These days war is everywhere – television, newspapers, radio, even conversations overheard on the street – but the horrors of war have never been as real to me as they were while reading S. The images presented in Slavenka Drakulic’s all-too-real story of life in a Serbian detainment camp in 1992 during the height of the Bosnian War are much more disturbing than anything I’ve seen on CNN.
S. is a Bosnian woman, a school teacher in a small village living a normal peaceful life. But when the Serbian army shows up one morning reality is torn apart and S. is thrust into a living nightmare that will never truly end. Through this soul-shattering tale S. shows the reader the true nature of war and man – the endless hatred, violence and inhumanity; the undying determination and hope. A raw, gruesome series of images assault the reader page after page, but the S.’ determination to believe, to hope, and to ultimately survive carry you through and helps you learn the evil that so many gave their lives to defeat.

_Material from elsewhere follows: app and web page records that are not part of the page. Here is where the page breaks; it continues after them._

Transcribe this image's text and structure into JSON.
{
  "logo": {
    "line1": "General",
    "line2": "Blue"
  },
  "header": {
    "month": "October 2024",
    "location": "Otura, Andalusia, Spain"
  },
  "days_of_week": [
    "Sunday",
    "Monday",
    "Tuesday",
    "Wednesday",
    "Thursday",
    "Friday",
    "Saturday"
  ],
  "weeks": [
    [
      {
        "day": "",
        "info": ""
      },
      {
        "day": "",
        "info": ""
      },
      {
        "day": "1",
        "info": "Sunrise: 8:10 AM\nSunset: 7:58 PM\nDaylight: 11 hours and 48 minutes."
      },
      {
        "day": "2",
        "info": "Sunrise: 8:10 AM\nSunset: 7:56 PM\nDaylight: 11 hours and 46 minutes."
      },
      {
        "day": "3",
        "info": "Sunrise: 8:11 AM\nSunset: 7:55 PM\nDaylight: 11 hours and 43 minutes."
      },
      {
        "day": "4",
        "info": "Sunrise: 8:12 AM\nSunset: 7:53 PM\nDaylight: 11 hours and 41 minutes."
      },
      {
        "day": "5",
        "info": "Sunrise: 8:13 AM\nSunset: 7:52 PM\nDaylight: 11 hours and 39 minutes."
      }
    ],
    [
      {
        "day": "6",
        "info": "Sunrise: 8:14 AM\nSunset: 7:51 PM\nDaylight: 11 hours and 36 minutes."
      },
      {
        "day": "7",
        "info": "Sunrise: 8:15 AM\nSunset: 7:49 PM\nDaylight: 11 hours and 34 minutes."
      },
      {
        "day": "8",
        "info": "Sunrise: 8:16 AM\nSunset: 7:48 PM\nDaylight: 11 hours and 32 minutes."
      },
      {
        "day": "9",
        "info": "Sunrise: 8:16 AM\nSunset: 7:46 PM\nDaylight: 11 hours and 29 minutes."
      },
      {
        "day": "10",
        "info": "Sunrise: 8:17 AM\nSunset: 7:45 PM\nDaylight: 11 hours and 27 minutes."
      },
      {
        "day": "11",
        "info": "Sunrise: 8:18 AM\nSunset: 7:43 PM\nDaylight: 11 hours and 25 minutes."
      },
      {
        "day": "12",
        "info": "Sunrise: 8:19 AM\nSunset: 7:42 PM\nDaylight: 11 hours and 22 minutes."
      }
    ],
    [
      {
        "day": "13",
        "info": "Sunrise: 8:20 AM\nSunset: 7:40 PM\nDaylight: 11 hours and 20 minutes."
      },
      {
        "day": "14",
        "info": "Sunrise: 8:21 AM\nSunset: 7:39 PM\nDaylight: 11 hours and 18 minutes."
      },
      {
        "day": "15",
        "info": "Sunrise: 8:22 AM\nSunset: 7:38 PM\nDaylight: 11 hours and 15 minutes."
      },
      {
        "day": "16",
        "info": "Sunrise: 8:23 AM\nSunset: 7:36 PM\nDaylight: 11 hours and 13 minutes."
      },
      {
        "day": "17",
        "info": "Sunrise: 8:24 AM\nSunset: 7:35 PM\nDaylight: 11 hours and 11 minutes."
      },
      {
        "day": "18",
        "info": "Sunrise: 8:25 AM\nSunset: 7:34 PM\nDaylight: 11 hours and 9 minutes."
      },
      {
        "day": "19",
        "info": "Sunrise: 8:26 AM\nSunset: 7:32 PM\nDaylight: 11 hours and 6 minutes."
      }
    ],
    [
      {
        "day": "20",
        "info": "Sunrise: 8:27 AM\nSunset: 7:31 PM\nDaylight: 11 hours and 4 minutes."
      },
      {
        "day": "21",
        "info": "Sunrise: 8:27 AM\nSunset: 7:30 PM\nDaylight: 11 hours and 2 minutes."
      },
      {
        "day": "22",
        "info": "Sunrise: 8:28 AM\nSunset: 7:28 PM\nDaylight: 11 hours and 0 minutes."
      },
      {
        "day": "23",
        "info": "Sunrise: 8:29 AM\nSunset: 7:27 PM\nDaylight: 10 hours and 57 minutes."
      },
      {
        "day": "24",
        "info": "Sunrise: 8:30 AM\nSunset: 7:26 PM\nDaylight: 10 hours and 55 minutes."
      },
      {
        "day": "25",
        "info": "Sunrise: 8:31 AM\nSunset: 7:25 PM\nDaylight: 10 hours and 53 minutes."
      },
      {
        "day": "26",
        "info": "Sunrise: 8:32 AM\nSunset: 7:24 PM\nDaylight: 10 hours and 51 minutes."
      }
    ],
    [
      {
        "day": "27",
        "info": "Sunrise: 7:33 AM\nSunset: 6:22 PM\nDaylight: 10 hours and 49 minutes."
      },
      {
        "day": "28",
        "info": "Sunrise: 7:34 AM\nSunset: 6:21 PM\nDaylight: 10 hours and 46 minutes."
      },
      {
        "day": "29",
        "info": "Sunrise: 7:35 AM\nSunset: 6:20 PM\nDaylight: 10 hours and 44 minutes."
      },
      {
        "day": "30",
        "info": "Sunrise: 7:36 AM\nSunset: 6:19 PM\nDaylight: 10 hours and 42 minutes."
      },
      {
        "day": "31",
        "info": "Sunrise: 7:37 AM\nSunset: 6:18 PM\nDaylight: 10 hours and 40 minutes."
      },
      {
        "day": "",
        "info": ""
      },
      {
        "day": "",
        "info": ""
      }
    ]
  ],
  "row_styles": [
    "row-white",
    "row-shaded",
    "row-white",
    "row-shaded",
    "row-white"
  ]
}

America fought in the Bosnian War, but we did it from the skies with bombs and care packages, never getting close enough to get a good look. The real story of what was actually happening over there never reached the American public. Now, for those courageous and curious enough to wonder what it was all about, S. brings the experience to life from the inside. Before reading S. I did not really know why we had gotten involved in the Bosnian War, now I wish we had done more.